MICHAEL COPPS ' 67
intended to ensure local voices in broadcasting
and musical variety on the air.
The crowd whoops. Later on this December
night, Jonathan Adelstein, the other Democrat
on the FCC board, joins the band on harmon-
ica as it tears into People Get Ready, Curtis
Mayfield's anthem from the civil rights era.
If a rock club seems an odd place to find an
aging federal 'official, it's because Copps, who's
64 and earned his doctorate in history at Car-
olina in 1967, has shown himself to be some-
thing more than the usual bureaucrat.
He has turned a usually thankless, low-pro-
file job - being a member of the minority
party on a federal commission - into a bully
pulpit. In the process he has done as much as
anyone in Washington to put two issues, media
consolidation and raunchiness on the airwaves,
at the top of the nation's agenda. Granted, he
got high-profile help from Janet Jackson and
Justin Timberlake on naughty programming.
For his media-consolidation fight, he has
cobbled together a coalition of allies reaching
from the National Rifle Association to Com-
mon Cause.
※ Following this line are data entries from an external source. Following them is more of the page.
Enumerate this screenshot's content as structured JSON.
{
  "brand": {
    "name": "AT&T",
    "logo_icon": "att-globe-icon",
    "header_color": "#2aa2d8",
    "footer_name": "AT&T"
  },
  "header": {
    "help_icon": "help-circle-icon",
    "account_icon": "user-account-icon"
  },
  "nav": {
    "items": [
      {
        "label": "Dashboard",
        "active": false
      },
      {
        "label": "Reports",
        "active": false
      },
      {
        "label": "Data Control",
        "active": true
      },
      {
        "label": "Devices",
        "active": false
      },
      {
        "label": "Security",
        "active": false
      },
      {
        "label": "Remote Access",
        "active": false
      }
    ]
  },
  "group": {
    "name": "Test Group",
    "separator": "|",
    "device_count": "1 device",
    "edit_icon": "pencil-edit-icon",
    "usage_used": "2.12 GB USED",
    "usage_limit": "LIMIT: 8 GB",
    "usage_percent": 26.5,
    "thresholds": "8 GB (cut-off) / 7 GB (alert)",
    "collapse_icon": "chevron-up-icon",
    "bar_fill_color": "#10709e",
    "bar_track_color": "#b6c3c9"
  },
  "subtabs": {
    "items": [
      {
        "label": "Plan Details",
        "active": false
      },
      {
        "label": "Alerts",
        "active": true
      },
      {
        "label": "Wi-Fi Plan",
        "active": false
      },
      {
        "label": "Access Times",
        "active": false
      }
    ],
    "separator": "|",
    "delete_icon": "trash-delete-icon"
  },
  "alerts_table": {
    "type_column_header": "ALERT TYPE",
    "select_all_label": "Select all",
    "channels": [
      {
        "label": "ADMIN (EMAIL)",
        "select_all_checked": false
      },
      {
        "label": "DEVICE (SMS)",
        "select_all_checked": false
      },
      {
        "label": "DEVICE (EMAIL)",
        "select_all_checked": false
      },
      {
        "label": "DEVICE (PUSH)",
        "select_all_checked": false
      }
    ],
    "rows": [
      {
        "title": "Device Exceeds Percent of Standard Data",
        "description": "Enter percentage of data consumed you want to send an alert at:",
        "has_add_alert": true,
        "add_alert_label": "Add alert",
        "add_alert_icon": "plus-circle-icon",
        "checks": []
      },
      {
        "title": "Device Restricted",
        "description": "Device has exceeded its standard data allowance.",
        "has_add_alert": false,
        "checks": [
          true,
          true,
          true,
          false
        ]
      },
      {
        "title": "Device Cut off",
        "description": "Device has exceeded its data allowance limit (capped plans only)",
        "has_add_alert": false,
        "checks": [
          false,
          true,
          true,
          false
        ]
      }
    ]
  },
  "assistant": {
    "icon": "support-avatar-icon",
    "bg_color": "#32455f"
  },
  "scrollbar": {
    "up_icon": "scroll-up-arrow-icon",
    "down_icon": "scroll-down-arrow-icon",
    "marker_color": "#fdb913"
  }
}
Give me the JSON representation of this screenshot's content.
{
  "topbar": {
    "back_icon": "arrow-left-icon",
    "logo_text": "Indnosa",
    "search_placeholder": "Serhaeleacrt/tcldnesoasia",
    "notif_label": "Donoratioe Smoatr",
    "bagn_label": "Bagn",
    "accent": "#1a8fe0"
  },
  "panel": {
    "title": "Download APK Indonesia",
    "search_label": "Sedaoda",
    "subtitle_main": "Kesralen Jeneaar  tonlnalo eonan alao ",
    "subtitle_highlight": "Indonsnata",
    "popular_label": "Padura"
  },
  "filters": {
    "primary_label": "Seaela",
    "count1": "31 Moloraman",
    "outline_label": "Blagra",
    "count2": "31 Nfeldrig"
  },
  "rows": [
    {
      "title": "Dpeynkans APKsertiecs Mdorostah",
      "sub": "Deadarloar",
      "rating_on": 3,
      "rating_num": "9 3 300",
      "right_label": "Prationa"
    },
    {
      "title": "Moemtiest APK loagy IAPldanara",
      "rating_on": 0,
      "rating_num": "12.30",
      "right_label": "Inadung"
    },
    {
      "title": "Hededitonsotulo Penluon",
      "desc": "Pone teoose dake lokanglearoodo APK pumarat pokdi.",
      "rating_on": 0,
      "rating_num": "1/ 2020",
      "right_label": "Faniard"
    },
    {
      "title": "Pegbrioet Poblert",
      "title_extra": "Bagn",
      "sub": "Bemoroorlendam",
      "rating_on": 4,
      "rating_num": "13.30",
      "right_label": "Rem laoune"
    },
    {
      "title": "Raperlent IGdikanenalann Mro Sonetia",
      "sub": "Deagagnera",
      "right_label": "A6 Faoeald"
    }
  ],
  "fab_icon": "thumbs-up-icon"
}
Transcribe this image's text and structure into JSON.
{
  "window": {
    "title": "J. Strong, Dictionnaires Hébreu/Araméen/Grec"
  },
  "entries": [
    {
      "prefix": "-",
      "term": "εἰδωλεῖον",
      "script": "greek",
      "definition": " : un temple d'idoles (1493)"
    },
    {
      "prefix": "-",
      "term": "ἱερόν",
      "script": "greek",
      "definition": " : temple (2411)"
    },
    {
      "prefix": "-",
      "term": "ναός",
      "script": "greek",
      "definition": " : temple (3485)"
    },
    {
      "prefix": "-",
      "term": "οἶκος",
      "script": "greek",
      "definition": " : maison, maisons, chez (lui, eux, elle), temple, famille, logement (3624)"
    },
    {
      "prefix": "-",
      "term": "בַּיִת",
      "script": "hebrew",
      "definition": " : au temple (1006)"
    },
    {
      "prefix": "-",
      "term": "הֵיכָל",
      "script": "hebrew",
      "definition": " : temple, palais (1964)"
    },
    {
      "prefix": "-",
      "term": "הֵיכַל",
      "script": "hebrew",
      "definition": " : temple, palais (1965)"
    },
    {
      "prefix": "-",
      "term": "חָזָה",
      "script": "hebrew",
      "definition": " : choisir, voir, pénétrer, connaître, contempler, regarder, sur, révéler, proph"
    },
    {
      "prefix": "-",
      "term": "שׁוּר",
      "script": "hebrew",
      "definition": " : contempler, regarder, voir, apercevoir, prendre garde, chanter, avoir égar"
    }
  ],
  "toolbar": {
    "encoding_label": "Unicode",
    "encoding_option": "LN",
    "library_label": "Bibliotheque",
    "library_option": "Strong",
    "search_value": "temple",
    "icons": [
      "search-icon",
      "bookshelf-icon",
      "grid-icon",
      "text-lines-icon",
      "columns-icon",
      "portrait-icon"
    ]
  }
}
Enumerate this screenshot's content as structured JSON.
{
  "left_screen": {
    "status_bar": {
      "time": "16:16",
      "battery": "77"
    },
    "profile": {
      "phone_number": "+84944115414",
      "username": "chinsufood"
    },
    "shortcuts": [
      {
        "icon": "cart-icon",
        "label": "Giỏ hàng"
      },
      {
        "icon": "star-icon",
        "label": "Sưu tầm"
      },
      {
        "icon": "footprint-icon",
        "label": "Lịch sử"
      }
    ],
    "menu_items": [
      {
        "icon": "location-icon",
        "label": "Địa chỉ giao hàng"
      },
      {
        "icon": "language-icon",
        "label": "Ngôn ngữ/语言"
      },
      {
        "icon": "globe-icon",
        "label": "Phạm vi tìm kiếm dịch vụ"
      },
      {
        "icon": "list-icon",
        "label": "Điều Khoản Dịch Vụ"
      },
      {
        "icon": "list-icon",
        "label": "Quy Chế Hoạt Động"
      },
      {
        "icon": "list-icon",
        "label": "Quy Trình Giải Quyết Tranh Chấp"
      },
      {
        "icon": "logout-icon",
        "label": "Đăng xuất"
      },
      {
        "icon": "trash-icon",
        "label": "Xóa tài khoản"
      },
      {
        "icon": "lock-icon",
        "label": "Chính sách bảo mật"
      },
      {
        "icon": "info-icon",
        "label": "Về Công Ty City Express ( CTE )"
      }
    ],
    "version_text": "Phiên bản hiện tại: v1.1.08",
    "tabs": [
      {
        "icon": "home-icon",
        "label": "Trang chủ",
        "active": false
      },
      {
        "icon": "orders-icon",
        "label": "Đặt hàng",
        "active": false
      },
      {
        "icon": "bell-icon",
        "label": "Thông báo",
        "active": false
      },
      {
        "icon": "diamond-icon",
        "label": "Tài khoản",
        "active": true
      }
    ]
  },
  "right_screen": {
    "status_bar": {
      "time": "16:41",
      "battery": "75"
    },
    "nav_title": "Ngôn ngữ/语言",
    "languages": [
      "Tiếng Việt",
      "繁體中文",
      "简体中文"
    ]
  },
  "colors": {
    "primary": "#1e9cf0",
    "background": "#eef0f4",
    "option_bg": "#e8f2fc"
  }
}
And for an old-school Democrat,
he has won unlikely admirers.
Says Brent Bozell, a conservative newspaper
columnist and president of the Parents Televi-
sion Council:"But for Mike Copps, the FCC
wouldn't be doing its job today." The Copps-
spurred crackdown led to shock jock Howard
Stern being booted off several radio stations
and to NBC being censured for rock singer
Bono's use ofa particularly dirty word during a
telecast of the Golden Globe Awards.
What's more, Copps has outfoxed FCC
Chair Michael Powell; as Andrew Jay Schwartz-
man, a well-known Washington communica-
tions lawyer, told The New York Times, he has
"run rings around Powell."
Powell misjudged public sentiment about
ownership of the airwaves. (Under federal law,
the public owns the airwaves.) He approached
the issue as the FCC approaches many - as
the referee of a dispute among its corporate
constituents - and tried to push it through the
commission with little public input. Copps, in
contrast, saw the agency as custodian of the
closest thing the country has to a town square
and insisted that the public's voice be heard.
"The commission thought this was going to
be just another inside-the-Beltway thing and
that nobody was going to care about how
many stations a company could own," Copps
says. "We'd just do it behind closed doors. I sus-
pected that there was tremendous grassroots
interest, and there was. We heard from 2. 3 mil-
S e prernber l O ctober 2004
FCC Chairman Michael Powell looks on as Commissioner Michael Copps ' 67 speaks during
a hearing on media ownership before the commission In Washington in June 2003. Federal
regulators relaxed decades-old rules restricting media ownership, permitting companies to
buy more television stations and to own a newspaper and a broadcast outlet in the same
city. Copps cast one of the dissenting votes.
lion Americans." More than once, e-mail mes-
sages, which Copps says overwhelmingly
opposed deregulation, swamped the agency's
"Their basic message was, 'Somebody's
messing with my airwaves, I don't like them
trying to freeze me out of the process, and I'm
mad as hell.' "
Copps' admirers credit his knowledge of his-
tory and his willingness to leave Washington's
usual corridors of power, travel to places like
the 930 Club and listen to nOrITlal folks as keys
to his effectiveness.
Copps, says fellow FCC Commissioner
Kevin Martin ' 89,"is straightforward and
direct, but he listens well, too." Martin, who
was student body president at UNC, says those
qualities plus their cOl11111on Carolina tie have
enabled the two to build a good relationship,
despite their political differences.
"Perhaps it shouldn't be surprising that two
Tar Heels would get along," Martin says. Copps
returns the praise, calling his fellow alunmus "a
first-class lawyer" and adding,"In good Car-
olina tradition, he's a man of his word."
Not all of Copps' ideological opponents are
as complimentary as Martin. His detractors say
that his strongly held convictions blind him to
the realities of modern media."He's doctri-
naire," says one leading media lawyer.''I'd tell
He has turned a usually
thankless, 10w-prC?file job
- being a member
i f the minority party
on afederal commission -
into a bully pulpit.
In the process he has done
as much as anyone
in Washington to put two
issues, media consolidation
and raunchiness on the
airwaves, at the top if the